EXTRACTED ENTRIES.
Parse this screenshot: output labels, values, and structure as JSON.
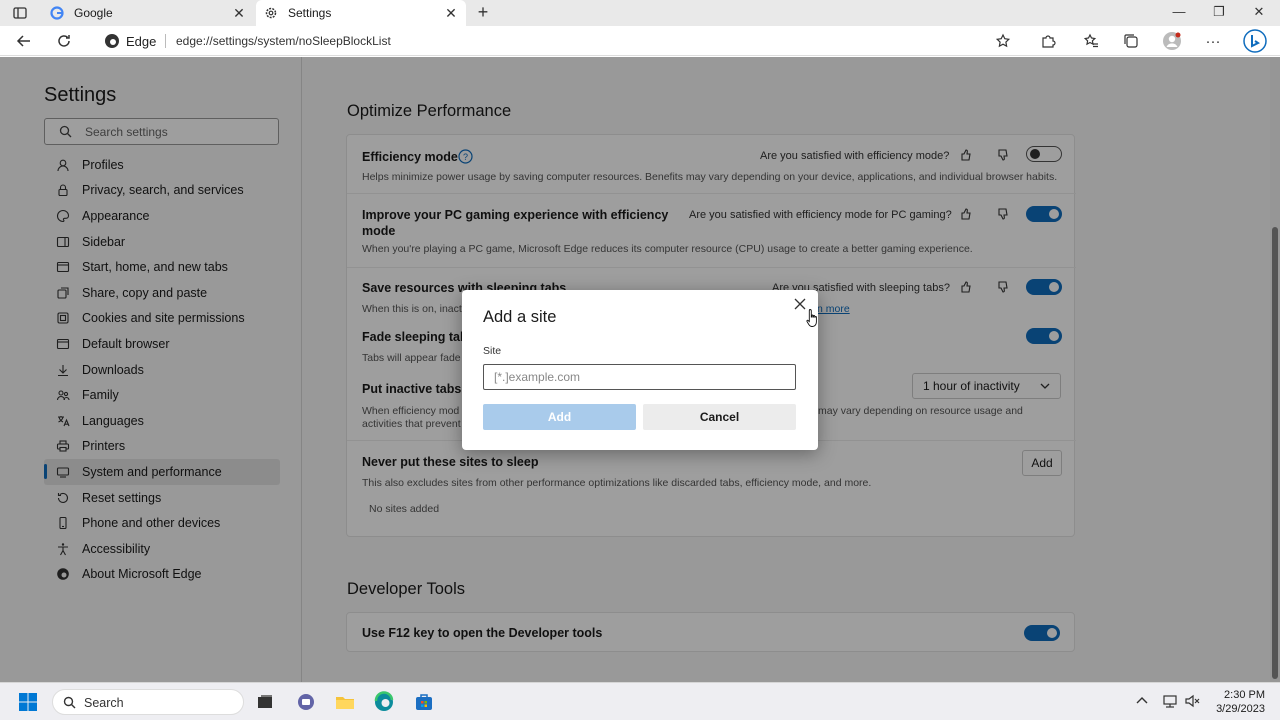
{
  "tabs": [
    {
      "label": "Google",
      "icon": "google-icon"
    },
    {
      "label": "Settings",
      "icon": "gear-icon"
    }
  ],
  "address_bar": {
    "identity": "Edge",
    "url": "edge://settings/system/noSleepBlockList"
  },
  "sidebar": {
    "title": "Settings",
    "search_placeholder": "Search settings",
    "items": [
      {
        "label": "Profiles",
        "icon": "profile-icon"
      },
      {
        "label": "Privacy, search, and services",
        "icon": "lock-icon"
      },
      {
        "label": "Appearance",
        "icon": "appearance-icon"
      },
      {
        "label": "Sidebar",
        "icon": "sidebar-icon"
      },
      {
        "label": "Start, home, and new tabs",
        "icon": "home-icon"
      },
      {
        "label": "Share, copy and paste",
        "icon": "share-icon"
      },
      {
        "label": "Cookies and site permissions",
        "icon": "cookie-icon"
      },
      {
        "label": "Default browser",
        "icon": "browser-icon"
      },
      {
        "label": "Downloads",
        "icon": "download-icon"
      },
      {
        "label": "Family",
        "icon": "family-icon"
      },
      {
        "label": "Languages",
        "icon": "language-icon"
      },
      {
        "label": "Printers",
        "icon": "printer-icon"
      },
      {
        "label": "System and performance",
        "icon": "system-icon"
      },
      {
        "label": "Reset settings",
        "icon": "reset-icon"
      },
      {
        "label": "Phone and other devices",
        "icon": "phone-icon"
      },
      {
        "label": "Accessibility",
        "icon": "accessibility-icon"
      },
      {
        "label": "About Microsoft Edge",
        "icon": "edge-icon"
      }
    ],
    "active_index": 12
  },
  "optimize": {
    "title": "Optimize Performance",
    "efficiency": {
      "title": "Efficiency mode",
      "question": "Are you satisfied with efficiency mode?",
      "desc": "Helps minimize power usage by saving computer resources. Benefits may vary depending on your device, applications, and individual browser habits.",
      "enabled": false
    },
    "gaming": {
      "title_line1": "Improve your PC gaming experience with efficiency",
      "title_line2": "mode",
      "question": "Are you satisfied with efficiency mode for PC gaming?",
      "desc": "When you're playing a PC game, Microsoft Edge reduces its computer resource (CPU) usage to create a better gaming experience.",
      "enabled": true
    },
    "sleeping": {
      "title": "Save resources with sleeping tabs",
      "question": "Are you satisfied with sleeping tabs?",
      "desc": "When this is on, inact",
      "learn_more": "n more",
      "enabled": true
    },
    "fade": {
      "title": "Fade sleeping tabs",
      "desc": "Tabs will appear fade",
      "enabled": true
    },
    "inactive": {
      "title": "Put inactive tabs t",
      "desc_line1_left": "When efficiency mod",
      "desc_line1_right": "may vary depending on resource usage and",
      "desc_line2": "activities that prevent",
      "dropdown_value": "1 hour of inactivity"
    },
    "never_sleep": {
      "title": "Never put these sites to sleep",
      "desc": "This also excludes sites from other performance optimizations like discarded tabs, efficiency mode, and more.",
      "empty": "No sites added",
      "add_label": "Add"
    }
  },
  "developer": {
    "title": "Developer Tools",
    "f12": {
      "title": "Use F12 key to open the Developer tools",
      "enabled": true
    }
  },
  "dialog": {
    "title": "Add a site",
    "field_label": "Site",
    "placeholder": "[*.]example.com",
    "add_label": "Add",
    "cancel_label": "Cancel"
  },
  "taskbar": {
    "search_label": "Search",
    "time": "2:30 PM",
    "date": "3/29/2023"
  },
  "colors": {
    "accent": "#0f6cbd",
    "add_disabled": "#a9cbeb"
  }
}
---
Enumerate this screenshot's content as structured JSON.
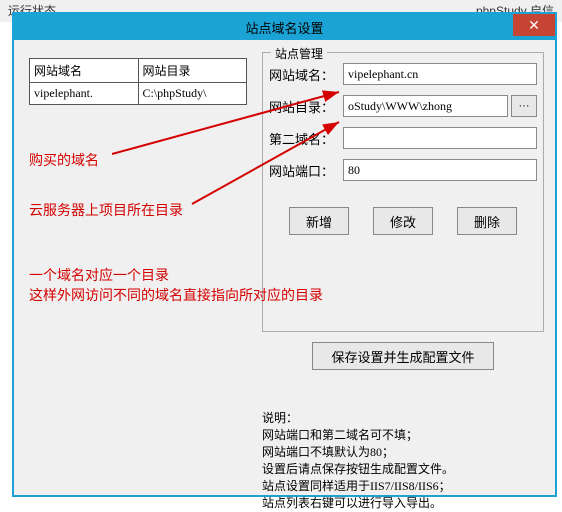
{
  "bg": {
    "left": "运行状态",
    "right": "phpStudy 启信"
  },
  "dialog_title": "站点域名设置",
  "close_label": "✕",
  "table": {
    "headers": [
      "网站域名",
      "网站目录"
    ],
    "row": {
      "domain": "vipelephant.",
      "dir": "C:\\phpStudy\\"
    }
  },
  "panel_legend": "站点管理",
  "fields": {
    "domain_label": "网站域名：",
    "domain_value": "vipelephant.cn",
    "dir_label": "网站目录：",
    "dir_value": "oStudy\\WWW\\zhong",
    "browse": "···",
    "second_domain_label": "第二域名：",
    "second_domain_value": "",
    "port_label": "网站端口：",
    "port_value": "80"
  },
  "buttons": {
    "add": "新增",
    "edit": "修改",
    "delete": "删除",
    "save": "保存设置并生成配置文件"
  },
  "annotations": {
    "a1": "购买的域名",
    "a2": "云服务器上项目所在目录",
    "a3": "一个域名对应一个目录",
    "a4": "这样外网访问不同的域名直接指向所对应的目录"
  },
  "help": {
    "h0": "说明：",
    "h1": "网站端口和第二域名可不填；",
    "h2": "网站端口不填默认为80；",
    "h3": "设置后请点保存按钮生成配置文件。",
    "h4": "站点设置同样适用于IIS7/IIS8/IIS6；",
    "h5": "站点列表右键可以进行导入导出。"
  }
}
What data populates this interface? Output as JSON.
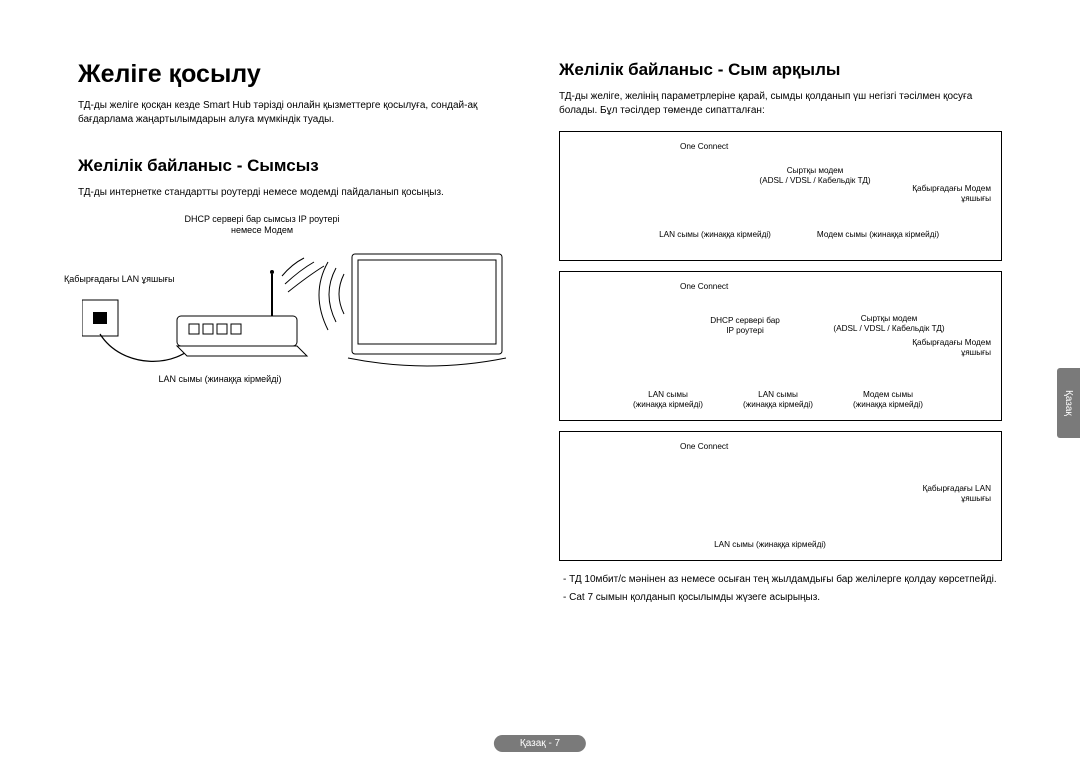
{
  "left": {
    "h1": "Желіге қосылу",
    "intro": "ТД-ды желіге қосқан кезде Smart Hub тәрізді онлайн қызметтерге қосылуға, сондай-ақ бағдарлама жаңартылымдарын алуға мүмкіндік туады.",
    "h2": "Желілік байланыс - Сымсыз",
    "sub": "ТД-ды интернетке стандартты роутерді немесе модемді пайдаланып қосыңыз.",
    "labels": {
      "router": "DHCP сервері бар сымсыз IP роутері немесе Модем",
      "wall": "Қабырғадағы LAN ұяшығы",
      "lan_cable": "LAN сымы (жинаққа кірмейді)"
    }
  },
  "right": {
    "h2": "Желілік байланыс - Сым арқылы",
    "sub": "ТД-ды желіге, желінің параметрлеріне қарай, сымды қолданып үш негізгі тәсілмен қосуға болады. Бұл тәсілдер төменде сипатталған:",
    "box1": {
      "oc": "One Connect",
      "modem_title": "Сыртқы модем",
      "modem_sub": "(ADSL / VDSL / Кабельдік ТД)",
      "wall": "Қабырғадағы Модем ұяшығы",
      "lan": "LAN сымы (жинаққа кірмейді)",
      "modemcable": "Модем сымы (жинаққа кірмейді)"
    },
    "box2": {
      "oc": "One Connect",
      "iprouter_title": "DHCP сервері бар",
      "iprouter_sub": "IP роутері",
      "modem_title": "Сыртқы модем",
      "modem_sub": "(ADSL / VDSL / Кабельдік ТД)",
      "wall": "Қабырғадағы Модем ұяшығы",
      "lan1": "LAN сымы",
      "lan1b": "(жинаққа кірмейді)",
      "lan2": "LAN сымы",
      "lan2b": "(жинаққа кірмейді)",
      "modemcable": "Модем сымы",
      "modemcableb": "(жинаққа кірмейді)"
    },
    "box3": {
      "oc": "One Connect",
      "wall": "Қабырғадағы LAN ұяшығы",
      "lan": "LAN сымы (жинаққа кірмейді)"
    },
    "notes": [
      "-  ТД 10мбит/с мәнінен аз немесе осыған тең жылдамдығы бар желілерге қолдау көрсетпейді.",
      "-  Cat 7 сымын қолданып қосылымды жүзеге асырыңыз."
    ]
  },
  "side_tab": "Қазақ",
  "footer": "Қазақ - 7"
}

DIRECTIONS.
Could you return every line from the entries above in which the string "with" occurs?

ANSWER AREA.
      "question": "Are you satisfied with efficiency mode?",
      "title_line1": "Improve your PC gaming experience with efficiency",
      "question": "Are you satisfied with efficiency mode for PC gaming?",
      "title": "Save resources with sleeping tabs",
      "question": "Are you satisfied with sleeping tabs?",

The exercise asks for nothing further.